Dance Hall Migrations is a research network that brings together scholars working on migratory dynamics surrounding dancing, dance-musics, dancehalls, cabarets, and global entertainment businesses throughout the twentieth century to the present. Above all, this project considers the layered meanings of human migration within and beyond the power relations conditioned by political circumstance, opening up academic conversations about the ways in which pleasures, loss, aspirations, money, disappointments, and imaginations have propelled people to migrate musically. In so doing, it seeks to re-think the ways in which dancehall migrations have impacted wider migration dynamics, as well as produced vibrant musical exchanges and practices that have contributed to global dance-music cultures. Deriving from the EU Marie Skłodowska-Curie Grant awarded to Yuiko Asaba, the dancehall migrations network fosters academic dialogues across institutions, disciplines and sub-disciplines. 

The dancehall migrations network also explores the broader methodological and disciplinary questions surrounding personal narratives and memory as history. Through interrogating the role of autobiographic stories and personal anecdotes in historical writings, the network opens up critical reconsideration of the conceptions of history relevant to the dancehall migrations. See Personal Narratives~History for more details. 

The research network’s first workshop, titled Modern Japanese Popular Music and the ‘Continents’: The Dream and Actuality was held at Osaka University on 28 February 2020. Watch this space for upcoming events!

This project has received funding from the European Union’s Horizon 2020 Research and Innovation Programme under the Marie Skłodowska-Curie grant agreement No 846143.
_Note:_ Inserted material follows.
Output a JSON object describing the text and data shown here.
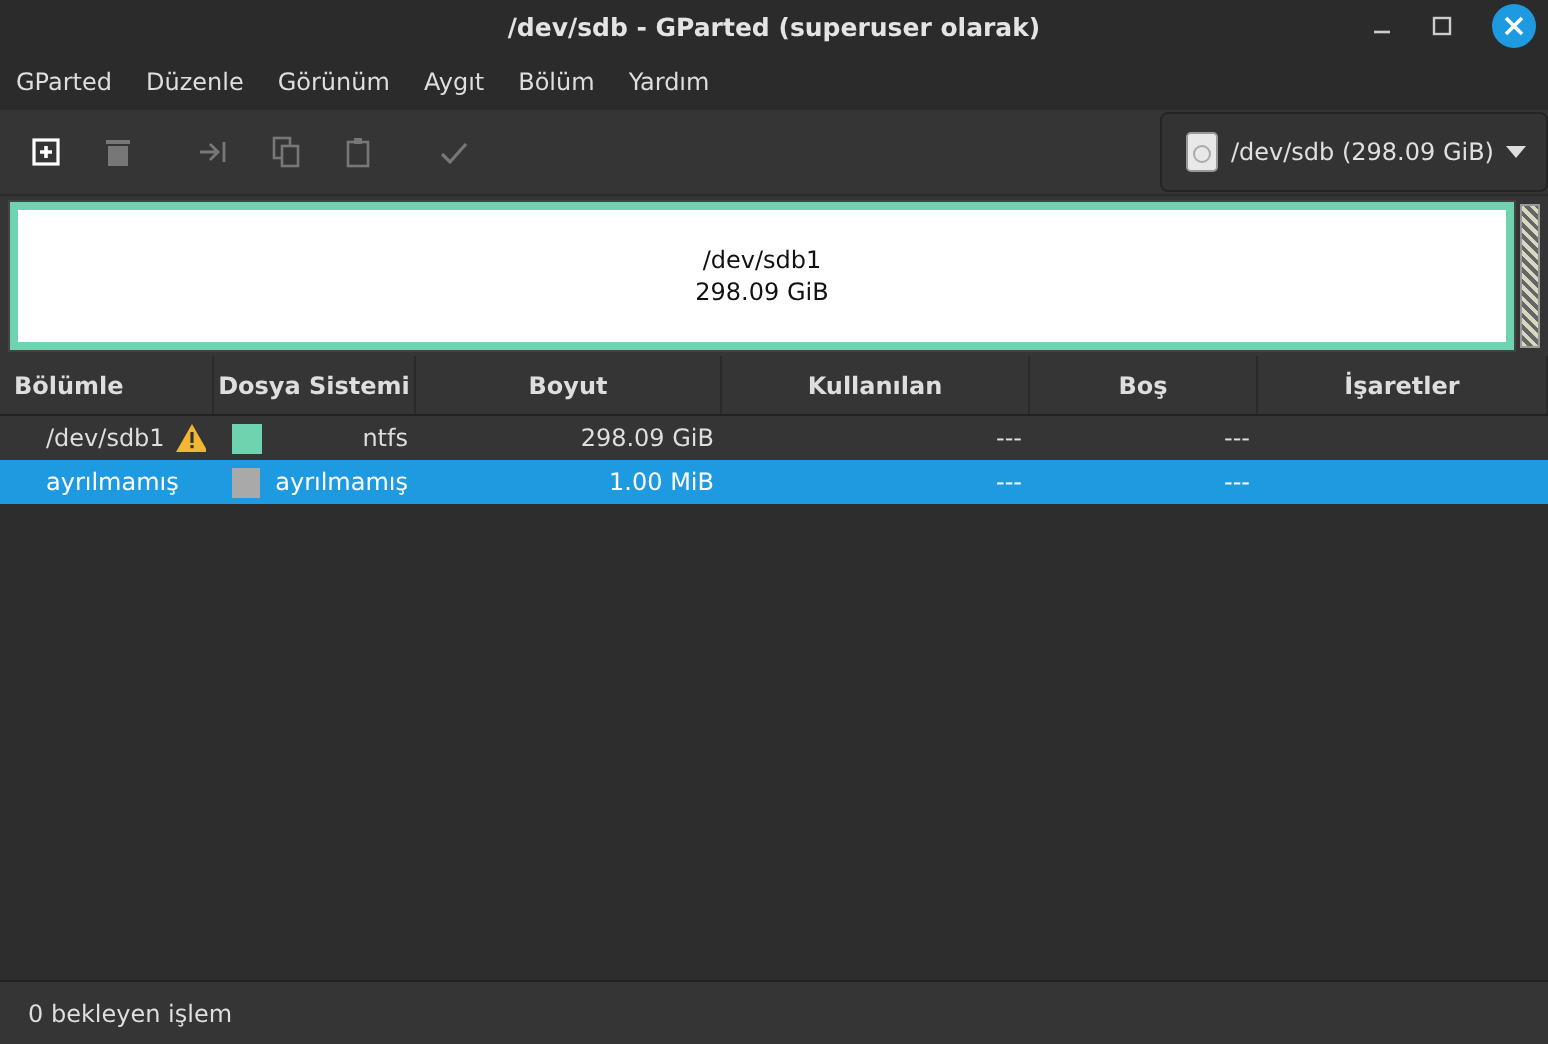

Header image: Tango Suiyokai (タンゴすいよう会), Tokyo, 1964. Photo courtesy of Toshio Monna, the leader of Tango Ensemble Astrorico, Japan.